You can have your water analyzed by contacting your pump and well service company, county health department, and/or any private EPA approved laboratory. Professional advice is the best advice. Consult only properly accredited and licensed professionals.

The maximum contaminant levels established for the National Primary Drinking Water Regulations (NPDWR), the Environmental Protection Agency (EPA), or the State Health Department are shown on the following page. The maximum levels can be used as guidelines in analyzing your water.

PRIMARY CONTAMINANT LEVEL REGULATIONS Contaminant Maximum Level Inorganic Chemicals Arsenic 0.05 mg/l Barium 1.0 mg/l Cadmium 0.01 mg/l Chromium 0.05 mg/l Lead 0.05 mg/l Mercury 0.002 mg/l Nitrate 10.0 mg/l Selenium 0.01 mg/l Silver 0.05 mg/l Fluoride (depending on temperature) 1.4-2.4 mg/l Organic Chemicals Endrin 0.0002 mg/l Lindane 0.004 mg/l Methoxychlor 0.1 mg/l Toxaphene 0.005 mg/l 2,4-D 0.1 mg/l 2,4,5-TP Silverex 0.001 mg/l TTHM 0.10 mg/l Turbidity 1 - 5 TU Coliform Bacteria less than 1 per 100 (mean) Radiological Gross Alpha (excluding Radon & Uranium) 15 pCi/l Gross Beta 50 pCi/l Gross Beta (excluding Radium) 15 pCi/l Radium 226 only 3 pCi/l Radium 226 and 228 5 pCi/l Radon 222 300 pCi/l* Uranium 30 pCi/l or 20 mg/l* *proposed maximum level SECONDARY CONTAMINANT REGULATIONS Contaminant Maximum Level Aluminum 0.05 mg/l Chloride 250 mg/l Color 15 units Copper 1.0 mg/l Foaming Agents 0.5 mg/l Iron 0.3 mg/l Magnesium 50 mg/l Manganese 0.05 mg/l pH 6.5-8.5 Sulfate 250 mg/l Zinc 5.0 mg/l Total Dissolved Solids 500 mg/l mg/l = milligrams per liter ppm = parts per million ppm = mg/l pCi/l = picoCuries per liter

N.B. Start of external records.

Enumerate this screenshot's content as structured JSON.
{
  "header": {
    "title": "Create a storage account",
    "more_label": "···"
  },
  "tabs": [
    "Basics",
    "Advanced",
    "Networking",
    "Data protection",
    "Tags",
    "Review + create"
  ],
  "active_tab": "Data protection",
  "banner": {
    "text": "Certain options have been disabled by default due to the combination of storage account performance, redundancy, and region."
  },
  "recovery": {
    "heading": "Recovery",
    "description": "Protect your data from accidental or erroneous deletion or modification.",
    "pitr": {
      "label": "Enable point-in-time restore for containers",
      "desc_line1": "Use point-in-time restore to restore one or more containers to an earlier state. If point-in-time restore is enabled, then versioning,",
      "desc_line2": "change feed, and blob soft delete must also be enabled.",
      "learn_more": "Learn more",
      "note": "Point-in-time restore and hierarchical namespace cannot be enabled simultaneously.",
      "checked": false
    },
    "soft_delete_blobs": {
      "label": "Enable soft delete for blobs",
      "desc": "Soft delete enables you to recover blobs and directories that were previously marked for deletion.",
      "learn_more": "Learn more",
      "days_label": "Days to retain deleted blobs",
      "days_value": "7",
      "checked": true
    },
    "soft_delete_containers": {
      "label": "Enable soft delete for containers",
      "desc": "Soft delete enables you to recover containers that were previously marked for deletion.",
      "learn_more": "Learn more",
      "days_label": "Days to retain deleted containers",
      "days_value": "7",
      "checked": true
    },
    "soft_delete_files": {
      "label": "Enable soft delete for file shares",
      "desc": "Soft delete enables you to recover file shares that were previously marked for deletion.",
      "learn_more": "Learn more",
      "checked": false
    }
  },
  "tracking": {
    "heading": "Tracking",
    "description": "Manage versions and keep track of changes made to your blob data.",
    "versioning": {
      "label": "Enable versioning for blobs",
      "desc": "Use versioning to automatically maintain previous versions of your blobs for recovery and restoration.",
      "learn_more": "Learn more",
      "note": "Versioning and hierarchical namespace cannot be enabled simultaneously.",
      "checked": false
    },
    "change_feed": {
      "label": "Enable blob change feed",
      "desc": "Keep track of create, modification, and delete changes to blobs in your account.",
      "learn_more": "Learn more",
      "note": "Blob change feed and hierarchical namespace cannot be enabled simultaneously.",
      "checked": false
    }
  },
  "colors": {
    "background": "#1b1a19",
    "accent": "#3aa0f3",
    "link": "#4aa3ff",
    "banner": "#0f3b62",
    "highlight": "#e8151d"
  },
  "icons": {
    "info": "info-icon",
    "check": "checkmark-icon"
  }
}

Member of:


Boulder GNC Water Well apparel and other cool stuff, like this tote bag with pictures of an up and coming water well tech!.